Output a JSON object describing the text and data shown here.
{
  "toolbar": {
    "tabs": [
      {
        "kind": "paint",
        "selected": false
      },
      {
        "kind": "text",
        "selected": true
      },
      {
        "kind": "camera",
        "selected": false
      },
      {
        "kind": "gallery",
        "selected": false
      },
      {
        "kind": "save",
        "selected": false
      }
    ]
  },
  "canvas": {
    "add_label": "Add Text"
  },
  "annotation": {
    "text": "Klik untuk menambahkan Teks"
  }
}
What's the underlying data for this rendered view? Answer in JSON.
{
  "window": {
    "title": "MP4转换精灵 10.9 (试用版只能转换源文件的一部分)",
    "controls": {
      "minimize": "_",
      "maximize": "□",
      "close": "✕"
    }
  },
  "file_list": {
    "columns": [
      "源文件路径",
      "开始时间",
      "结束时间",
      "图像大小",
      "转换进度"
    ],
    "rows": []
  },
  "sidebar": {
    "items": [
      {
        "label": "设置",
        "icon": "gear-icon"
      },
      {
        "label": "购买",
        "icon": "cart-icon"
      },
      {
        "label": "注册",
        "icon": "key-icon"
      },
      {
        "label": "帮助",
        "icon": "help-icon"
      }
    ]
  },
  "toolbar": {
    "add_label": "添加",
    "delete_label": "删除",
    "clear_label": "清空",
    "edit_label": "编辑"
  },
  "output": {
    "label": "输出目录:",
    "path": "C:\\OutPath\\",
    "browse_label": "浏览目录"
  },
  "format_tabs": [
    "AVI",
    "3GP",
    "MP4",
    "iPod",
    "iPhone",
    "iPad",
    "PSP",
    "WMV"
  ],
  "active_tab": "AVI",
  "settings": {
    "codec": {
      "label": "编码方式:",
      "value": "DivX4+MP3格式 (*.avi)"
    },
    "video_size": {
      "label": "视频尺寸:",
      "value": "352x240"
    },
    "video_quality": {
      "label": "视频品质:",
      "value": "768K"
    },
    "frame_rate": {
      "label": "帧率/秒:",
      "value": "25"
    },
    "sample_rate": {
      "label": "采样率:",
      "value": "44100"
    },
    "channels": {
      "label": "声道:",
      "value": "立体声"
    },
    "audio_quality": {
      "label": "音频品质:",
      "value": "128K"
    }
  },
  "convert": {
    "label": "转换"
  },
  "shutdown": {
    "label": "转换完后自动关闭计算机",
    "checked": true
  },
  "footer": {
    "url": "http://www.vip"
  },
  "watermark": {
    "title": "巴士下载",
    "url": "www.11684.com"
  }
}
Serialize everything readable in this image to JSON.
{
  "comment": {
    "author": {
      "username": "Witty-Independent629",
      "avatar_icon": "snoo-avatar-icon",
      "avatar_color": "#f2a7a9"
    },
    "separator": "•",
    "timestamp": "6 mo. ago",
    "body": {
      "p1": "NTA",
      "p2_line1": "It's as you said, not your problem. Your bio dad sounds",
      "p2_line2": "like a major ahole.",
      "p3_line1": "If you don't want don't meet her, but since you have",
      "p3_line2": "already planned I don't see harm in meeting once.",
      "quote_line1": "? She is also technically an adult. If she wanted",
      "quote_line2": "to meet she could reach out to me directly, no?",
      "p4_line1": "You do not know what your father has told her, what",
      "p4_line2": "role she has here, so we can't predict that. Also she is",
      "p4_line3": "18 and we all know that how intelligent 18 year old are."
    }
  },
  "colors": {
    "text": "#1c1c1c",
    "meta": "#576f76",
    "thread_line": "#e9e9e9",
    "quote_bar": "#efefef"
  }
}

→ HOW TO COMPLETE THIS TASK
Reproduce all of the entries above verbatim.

→ ANSWER TO THIS EXERCISE
Output a JSON object describing the text and data shown here.
{
  "toolbar": {
    "tabs": [
      {
        "kind": "paint",
        "selected": false
      },
      {
        "kind": "text",
        "selected": true
      },
      {
        "kind": "camera",
        "selected": false
      },
      {
        "kind": "gallery",
        "selected": false
      },
      {
        "kind": "save",
        "selected": false
      }
    ]
  },
  "canvas": {
    "add_label": "Add Text"
  },
  "annotation": {
    "text": "Klik untuk menambahkan Teks"
  }
}
What's the underlying data for this rendered view? Answer in JSON.
{
  "window": {
    "title": "MP4转换精灵 10.9 (试用版只能转换源文件的一部分)",
    "controls": {
      "minimize": "_",
      "maximize": "□",
      "close": "✕"
    }
  },
  "file_list": {
    "columns": [
      "源文件路径",
      "开始时间",
      "结束时间",
      "图像大小",
      "转换进度"
    ],
    "rows": []
  },
  "sidebar": {
    "items": [
      {
        "label": "设置",
        "icon": "gear-icon"
      },
      {
        "label": "购买",
        "icon": "cart-icon"
      },
      {
        "label": "注册",
        "icon": "key-icon"
      },
      {
        "label": "帮助",
        "icon": "help-icon"
      }
    ]
  },
  "toolbar": {
    "add_label": "添加",
    "delete_label": "删除",
    "clear_label": "清空",
    "edit_label": "编辑"
  },
  "output": {
    "label": "输出目录:",
    "path": "C:\\OutPath\\",
    "browse_label": "浏览目录"
  },
  "format_tabs": [
    "AVI",
    "3GP",
    "MP4",
    "iPod",
    "iPhone",
    "iPad",
    "PSP",
    "WMV"
  ],
  "active_tab": "AVI",
  "settings": {
    "codec": {
      "label": "编码方式:",
      "value": "DivX4+MP3格式 (*.avi)"
    },
    "video_size": {
      "label": "视频尺寸:",
      "value": "352x240"
    },
    "video_quality": {
      "label": "视频品质:",
      "value": "768K"
    },
    "frame_rate": {
      "label": "帧率/秒:",
      "value": "25"
    },
    "sample_rate": {
      "label": "采样率:",
      "value": "44100"
    },
    "channels": {
      "label": "声道:",
      "value": "立体声"
    },
    "audio_quality": {
      "label": "音频品质:",
      "value": "128K"
    }
  },
  "convert": {
    "label": "转换"
  },
  "shutdown": {
    "label": "转换完后自动关闭计算机",
    "checked": true
  },
  "footer": {
    "url": "http://www.vip"
  },
  "watermark": {
    "title": "巴士下载",
    "url": "www.11684.com"
  }
}
Serialize everything readable in this image to JSON.
{
  "comment": {
    "author": {
      "username": "Witty-Independent629",
      "avatar_icon": "snoo-avatar-icon",
      "avatar_color": "#f2a7a9"
    },
    "separator": "•",
    "timestamp": "6 mo. ago",
    "body": {
      "p1": "NTA",
      "p2_line1": "It's as you said, not your problem. Your bio dad sounds",
      "p2_line2": "like a major ahole.",
      "p3_line1": "If you don't want don't meet her, but since you have",
      "p3_line2": "already planned I don't see harm in meeting once.",
      "quote_line1": "? She is also technically an adult. If she wanted",
      "quote_line2": "to meet she could reach out to me directly, no?",
      "p4_line1": "You do not know what your father has told her, what",
      "p4_line2": "role she has here, so we can't predict that. Also she is",
      "p4_line3": "18 and we all know that how intelligent 18 year old are."
    }
  },
  "colors": {
    "text": "#1c1c1c",
    "meta": "#576f76",
    "thread_line": "#e9e9e9",
    "quote_bar": "#efefef"
  }
}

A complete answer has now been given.